* [Task input]:
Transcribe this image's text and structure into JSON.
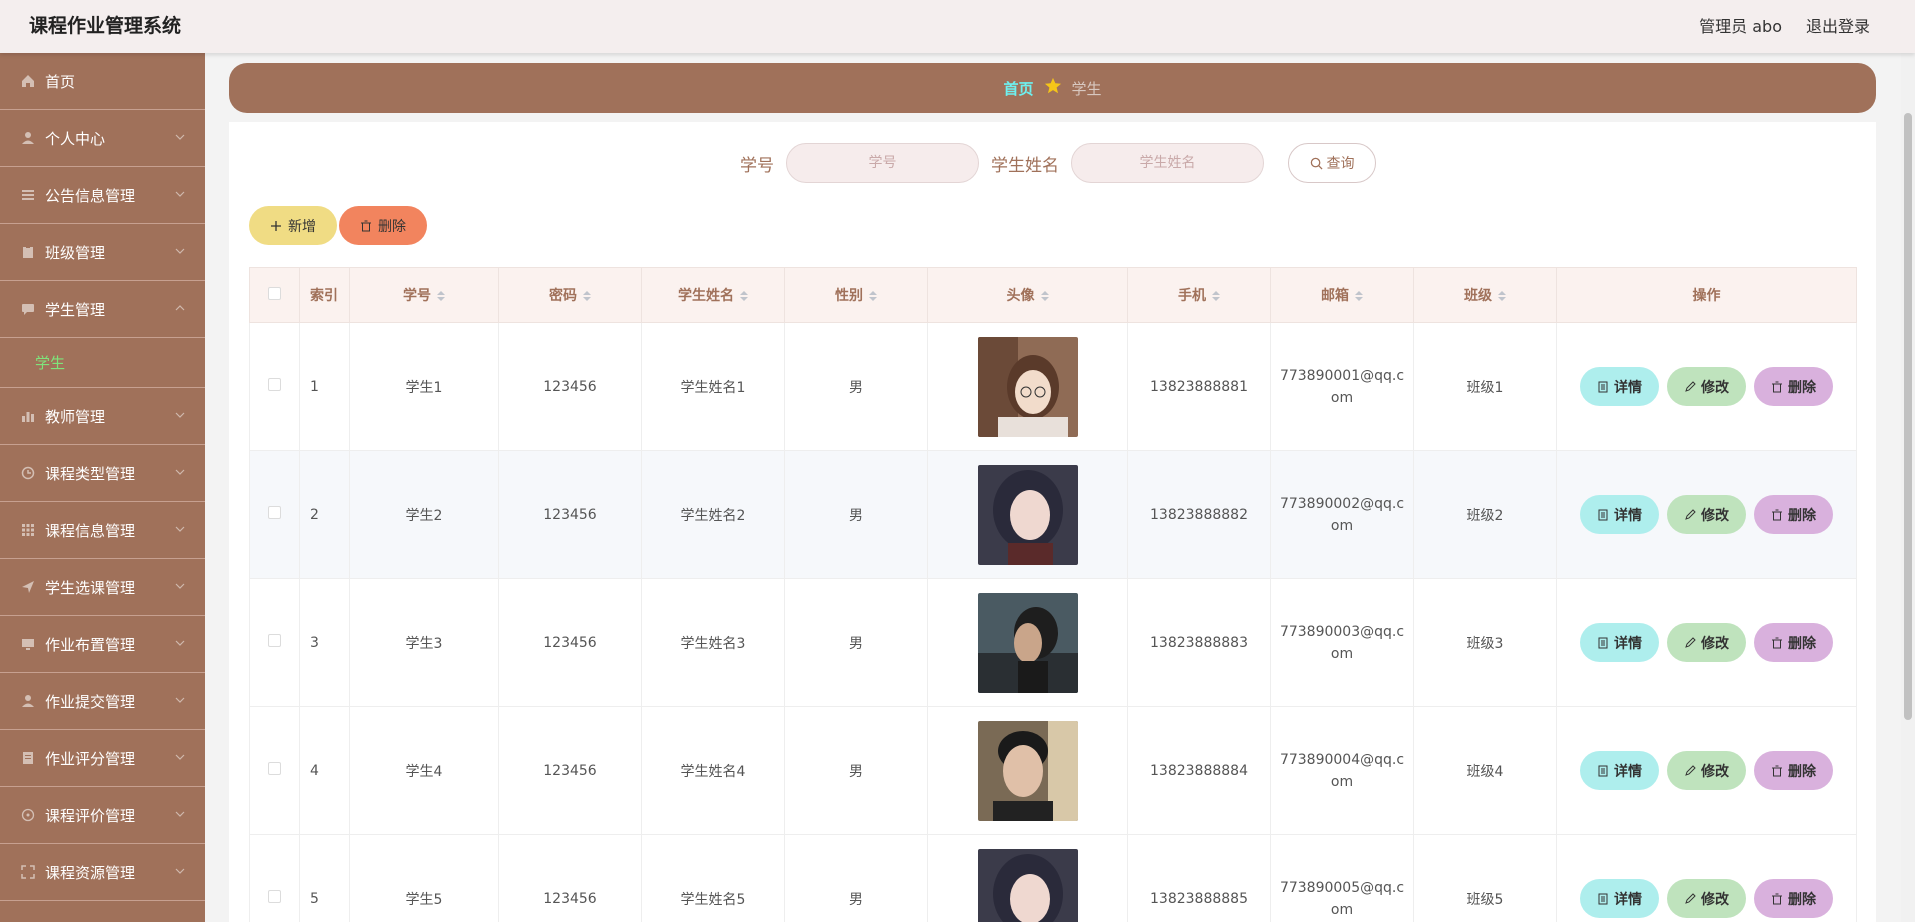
{
  "app": {
    "title": "课程作业管理系统",
    "user": "管理员 abo",
    "logout": "退出登录"
  },
  "sidebar": {
    "items": [
      {
        "label": "首页",
        "icon": "home-icon"
      },
      {
        "label": "个人中心",
        "icon": "user-icon"
      },
      {
        "label": "公告信息管理",
        "icon": "list-icon"
      },
      {
        "label": "班级管理",
        "icon": "clipboard-icon"
      },
      {
        "label": "学生管理",
        "icon": "chat-icon"
      },
      {
        "label": "教师管理",
        "icon": "bar-chart-icon"
      },
      {
        "label": "课程类型管理",
        "icon": "clock-icon"
      },
      {
        "label": "课程信息管理",
        "icon": "grid-icon"
      },
      {
        "label": "学生选课管理",
        "icon": "send-icon"
      },
      {
        "label": "作业布置管理",
        "icon": "monitor-icon"
      },
      {
        "label": "作业提交管理",
        "icon": "user-icon"
      },
      {
        "label": "作业评分管理",
        "icon": "document-icon"
      },
      {
        "label": "课程评价管理",
        "icon": "target-icon"
      },
      {
        "label": "课程资源管理",
        "icon": "fullscreen-icon"
      }
    ],
    "active_sub": "学生"
  },
  "breadcrumb": {
    "home": "首页",
    "current": "学生"
  },
  "search": {
    "id_label": "学号",
    "id_placeholder": "学号",
    "name_label": "学生姓名",
    "name_placeholder": "学生姓名",
    "query_button": "查询"
  },
  "actions": {
    "add": "新增",
    "delete": "删除"
  },
  "table": {
    "headers": [
      "索引",
      "学号",
      "密码",
      "学生姓名",
      "性别",
      "头像",
      "手机",
      "邮箱",
      "班级",
      "操作"
    ],
    "rows": [
      {
        "index": "1",
        "id": "学生1",
        "password": "123456",
        "name": "学生姓名1",
        "gender": "男",
        "phone": "13823888881",
        "email": "773890001@qq.com",
        "class": "班级1"
      },
      {
        "index": "2",
        "id": "学生2",
        "password": "123456",
        "name": "学生姓名2",
        "gender": "男",
        "phone": "13823888882",
        "email": "773890002@qq.com",
        "class": "班级2"
      },
      {
        "index": "3",
        "id": "学生3",
        "password": "123456",
        "name": "学生姓名3",
        "gender": "男",
        "phone": "13823888883",
        "email": "773890003@qq.com",
        "class": "班级3"
      },
      {
        "index": "4",
        "id": "学生4",
        "password": "123456",
        "name": "学生姓名4",
        "gender": "男",
        "phone": "13823888884",
        "email": "773890004@qq.com",
        "class": "班级4"
      },
      {
        "index": "5",
        "id": "学生5",
        "password": "123456",
        "name": "学生姓名5",
        "gender": "男",
        "phone": "13823888885",
        "email": "773890005@qq.com",
        "class": "班级5"
      }
    ],
    "row_actions": {
      "detail": "详情",
      "edit": "修改",
      "remove": "删除"
    }
  },
  "colors": {
    "brand": "#a0715a",
    "active_sub": "#7fe47b",
    "breadcrumb_home": "#6ef0ef"
  }
}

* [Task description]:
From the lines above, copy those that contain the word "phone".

* [Task solution]:
        "phone": "13823888881",
        "phone": "13823888882",
        "phone": "13823888883",
        "phone": "13823888884",
        "phone": "13823888885",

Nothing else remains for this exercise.